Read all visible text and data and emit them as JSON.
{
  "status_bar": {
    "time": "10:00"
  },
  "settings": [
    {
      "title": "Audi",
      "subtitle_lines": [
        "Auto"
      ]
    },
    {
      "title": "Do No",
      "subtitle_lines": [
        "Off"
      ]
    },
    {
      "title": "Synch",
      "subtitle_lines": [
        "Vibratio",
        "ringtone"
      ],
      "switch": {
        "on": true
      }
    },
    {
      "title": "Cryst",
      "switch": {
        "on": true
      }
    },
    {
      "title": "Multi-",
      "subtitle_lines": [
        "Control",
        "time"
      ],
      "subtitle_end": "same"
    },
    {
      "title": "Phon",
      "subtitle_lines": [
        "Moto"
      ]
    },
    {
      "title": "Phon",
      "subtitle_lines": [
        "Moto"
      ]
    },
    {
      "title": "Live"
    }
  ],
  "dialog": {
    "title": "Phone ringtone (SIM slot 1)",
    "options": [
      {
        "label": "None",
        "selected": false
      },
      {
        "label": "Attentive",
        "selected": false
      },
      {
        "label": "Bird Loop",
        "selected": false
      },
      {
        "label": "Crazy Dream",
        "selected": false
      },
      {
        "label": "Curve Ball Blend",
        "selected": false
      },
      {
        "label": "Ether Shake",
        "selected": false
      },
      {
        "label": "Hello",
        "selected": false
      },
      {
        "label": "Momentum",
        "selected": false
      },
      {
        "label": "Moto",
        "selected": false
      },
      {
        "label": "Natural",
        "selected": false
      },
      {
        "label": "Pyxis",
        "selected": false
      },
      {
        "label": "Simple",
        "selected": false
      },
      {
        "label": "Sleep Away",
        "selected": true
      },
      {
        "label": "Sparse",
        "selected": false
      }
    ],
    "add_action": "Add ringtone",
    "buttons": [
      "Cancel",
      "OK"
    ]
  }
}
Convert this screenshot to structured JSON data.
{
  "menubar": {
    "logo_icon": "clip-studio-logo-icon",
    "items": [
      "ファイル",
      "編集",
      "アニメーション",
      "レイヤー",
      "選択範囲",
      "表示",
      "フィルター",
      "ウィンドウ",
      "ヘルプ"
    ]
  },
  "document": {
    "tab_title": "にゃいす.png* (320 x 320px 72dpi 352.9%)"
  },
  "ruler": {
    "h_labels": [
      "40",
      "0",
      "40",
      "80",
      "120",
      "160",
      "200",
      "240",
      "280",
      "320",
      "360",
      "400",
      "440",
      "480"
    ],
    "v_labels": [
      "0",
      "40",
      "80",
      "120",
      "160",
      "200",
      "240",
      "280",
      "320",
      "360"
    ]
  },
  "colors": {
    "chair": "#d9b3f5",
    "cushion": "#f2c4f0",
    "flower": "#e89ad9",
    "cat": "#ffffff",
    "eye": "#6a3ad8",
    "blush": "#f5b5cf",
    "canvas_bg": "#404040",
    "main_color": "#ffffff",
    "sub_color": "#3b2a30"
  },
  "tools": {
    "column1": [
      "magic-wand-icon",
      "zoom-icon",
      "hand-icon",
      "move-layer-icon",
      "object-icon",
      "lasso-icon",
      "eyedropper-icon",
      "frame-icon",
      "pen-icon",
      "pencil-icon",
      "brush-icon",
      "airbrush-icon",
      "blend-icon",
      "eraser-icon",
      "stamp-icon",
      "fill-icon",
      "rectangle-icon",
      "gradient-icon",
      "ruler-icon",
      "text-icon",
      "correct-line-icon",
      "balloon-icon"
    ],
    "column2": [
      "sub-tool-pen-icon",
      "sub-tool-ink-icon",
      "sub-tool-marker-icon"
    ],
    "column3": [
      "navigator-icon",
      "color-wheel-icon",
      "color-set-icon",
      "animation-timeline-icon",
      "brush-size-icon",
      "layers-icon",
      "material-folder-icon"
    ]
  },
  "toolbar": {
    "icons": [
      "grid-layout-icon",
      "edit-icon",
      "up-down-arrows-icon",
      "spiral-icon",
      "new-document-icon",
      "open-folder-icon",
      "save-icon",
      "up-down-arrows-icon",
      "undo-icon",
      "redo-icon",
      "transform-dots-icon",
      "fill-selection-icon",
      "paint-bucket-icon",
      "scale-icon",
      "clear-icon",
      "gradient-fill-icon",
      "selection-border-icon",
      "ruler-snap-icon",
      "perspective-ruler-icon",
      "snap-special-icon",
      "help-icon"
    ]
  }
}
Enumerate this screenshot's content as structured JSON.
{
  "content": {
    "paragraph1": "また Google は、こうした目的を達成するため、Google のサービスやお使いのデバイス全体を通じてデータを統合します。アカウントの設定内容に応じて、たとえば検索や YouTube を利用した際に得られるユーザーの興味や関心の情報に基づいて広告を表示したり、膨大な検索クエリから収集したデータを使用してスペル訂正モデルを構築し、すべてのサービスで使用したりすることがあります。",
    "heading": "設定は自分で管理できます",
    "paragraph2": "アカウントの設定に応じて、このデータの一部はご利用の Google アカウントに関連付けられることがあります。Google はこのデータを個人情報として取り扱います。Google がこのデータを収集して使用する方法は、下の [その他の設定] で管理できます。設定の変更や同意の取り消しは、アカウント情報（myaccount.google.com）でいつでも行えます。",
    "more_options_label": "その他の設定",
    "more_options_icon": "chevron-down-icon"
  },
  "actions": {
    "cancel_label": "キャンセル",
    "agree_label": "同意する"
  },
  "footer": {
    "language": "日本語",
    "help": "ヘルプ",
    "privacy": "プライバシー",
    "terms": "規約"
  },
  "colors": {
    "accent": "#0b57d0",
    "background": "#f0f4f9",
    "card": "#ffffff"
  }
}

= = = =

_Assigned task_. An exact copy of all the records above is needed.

_Exercise solution_.
Read all visible text and data and emit them as JSON.
{
  "status_bar": {
    "time": "10:00"
  },
  "settings": [
    {
      "title": "Audi",
      "subtitle_lines": [
        "Auto"
      ]
    },
    {
      "title": "Do No",
      "subtitle_lines": [
        "Off"
      ]
    },
    {
      "title": "Synch",
      "subtitle_lines": [
        "Vibratio",
        "ringtone"
      ],
      "switch": {
        "on": true
      }
    },
    {
      "title": "Cryst",
      "switch": {
        "on": true
      }
    },
    {
      "title": "Multi-",
      "subtitle_lines": [
        "Control",
        "time"
      ],
      "subtitle_end": "same"
    },
    {
      "title": "Phon",
      "subtitle_lines": [
        "Moto"
      ]
    },
    {
      "title": "Phon",
      "subtitle_lines": [
        "Moto"
      ]
    },
    {
      "title": "Live"
    }
  ],
  "dialog": {
    "title": "Phone ringtone (SIM slot 1)",
    "options": [
      {
        "label": "None",
        "selected": false
      },
      {
        "label": "Attentive",
        "selected": false
      },
      {
        "label": "Bird Loop",
        "selected": false
      },
      {
        "label": "Crazy Dream",
        "selected": false
      },
      {
        "label": "Curve Ball Blend",
        "selected": false
      },
      {
        "label": "Ether Shake",
        "selected": false
      },
      {
        "label": "Hello",
        "selected": false
      },
      {
        "label": "Momentum",
        "selected": false
      },
      {
        "label": "Moto",
        "selected": false
      },
      {
        "label": "Natural",
        "selected": false
      },
      {
        "label": "Pyxis",
        "selected": false
      },
      {
        "label": "Simple",
        "selected": false
      },
      {
        "label": "Sleep Away",
        "selected": true
      },
      {
        "label": "Sparse",
        "selected": false
      }
    ],
    "add_action": "Add ringtone",
    "buttons": [
      "Cancel",
      "OK"
    ]
  }
}
Convert this screenshot to structured JSON data.
{
  "menubar": {
    "logo_icon": "clip-studio-logo-icon",
    "items": [
      "ファイル",
      "編集",
      "アニメーション",
      "レイヤー",
      "選択範囲",
      "表示",
      "フィルター",
      "ウィンドウ",
      "ヘルプ"
    ]
  },
  "document": {
    "tab_title": "にゃいす.png* (320 x 320px 72dpi 352.9%)"
  },
  "ruler": {
    "h_labels": [
      "40",
      "0",
      "40",
      "80",
      "120",
      "160",
      "200",
      "240",
      "280",
      "320",
      "360",
      "400",
      "440",
      "480"
    ],
    "v_labels": [
      "0",
      "40",
      "80",
      "120",
      "160",
      "200",
      "240",
      "280",
      "320",
      "360"
    ]
  },
  "colors": {
    "chair": "#d9b3f5",
    "cushion": "#f2c4f0",
    "flower": "#e89ad9",
    "cat": "#ffffff",
    "eye": "#6a3ad8",
    "blush": "#f5b5cf",
    "canvas_bg": "#404040",
    "main_color": "#ffffff",
    "sub_color": "#3b2a30"
  },
  "tools": {
    "column1": [
      "magic-wand-icon",
      "zoom-icon",
      "hand-icon",
      "move-layer-icon",
      "object-icon",
      "lasso-icon",
      "eyedropper-icon",
      "frame-icon",
      "pen-icon",
      "pencil-icon",
      "brush-icon",
      "airbrush-icon",
      "blend-icon",
      "eraser-icon",
      "stamp-icon",
      "fill-icon",
      "rectangle-icon",
      "gradient-icon",
      "ruler-icon",
      "text-icon",
      "correct-line-icon",
      "balloon-icon"
    ],
    "column2": [
      "sub-tool-pen-icon",
      "sub-tool-ink-icon",
      "sub-tool-marker-icon"
    ],
    "column3": [
      "navigator-icon",
      "color-wheel-icon",
      "color-set-icon",
      "animation-timeline-icon",
      "brush-size-icon",
      "layers-icon",
      "material-folder-icon"
    ]
  },
  "toolbar": {
    "icons": [
      "grid-layout-icon",
      "edit-icon",
      "up-down-arrows-icon",
      "spiral-icon",
      "new-document-icon",
      "open-folder-icon",
      "save-icon",
      "up-down-arrows-icon",
      "undo-icon",
      "redo-icon",
      "transform-dots-icon",
      "fill-selection-icon",
      "paint-bucket-icon",
      "scale-icon",
      "clear-icon",
      "gradient-fill-icon",
      "selection-border-icon",
      "ruler-snap-icon",
      "perspective-ruler-icon",
      "snap-special-icon",
      "help-icon"
    ]
  }
}
Enumerate this screenshot's content as structured JSON.
{
  "content": {
    "paragraph1": "また Google は、こうした目的を達成するため、Google のサービスやお使いのデバイス全体を通じてデータを統合します。アカウントの設定内容に応じて、たとえば検索や YouTube を利用した際に得られるユーザーの興味や関心の情報に基づいて広告を表示したり、膨大な検索クエリから収集したデータを使用してスペル訂正モデルを構築し、すべてのサービスで使用したりすることがあります。",
    "heading": "設定は自分で管理できます",
    "paragraph2": "アカウントの設定に応じて、このデータの一部はご利用の Google アカウントに関連付けられることがあります。Google はこのデータを個人情報として取り扱います。Google がこのデータを収集して使用する方法は、下の [その他の設定] で管理できます。設定の変更や同意の取り消しは、アカウント情報（myaccount.google.com）でいつでも行えます。",
    "more_options_label": "その他の設定",
    "more_options_icon": "chevron-down-icon"
  },
  "actions": {
    "cancel_label": "キャンセル",
    "agree_label": "同意する"
  },
  "footer": {
    "language": "日本語",
    "help": "ヘルプ",
    "privacy": "プライバシー",
    "terms": "規約"
  },
  "colors": {
    "accent": "#0b57d0",
    "background": "#f0f4f9",
    "card": "#ffffff"
  }
}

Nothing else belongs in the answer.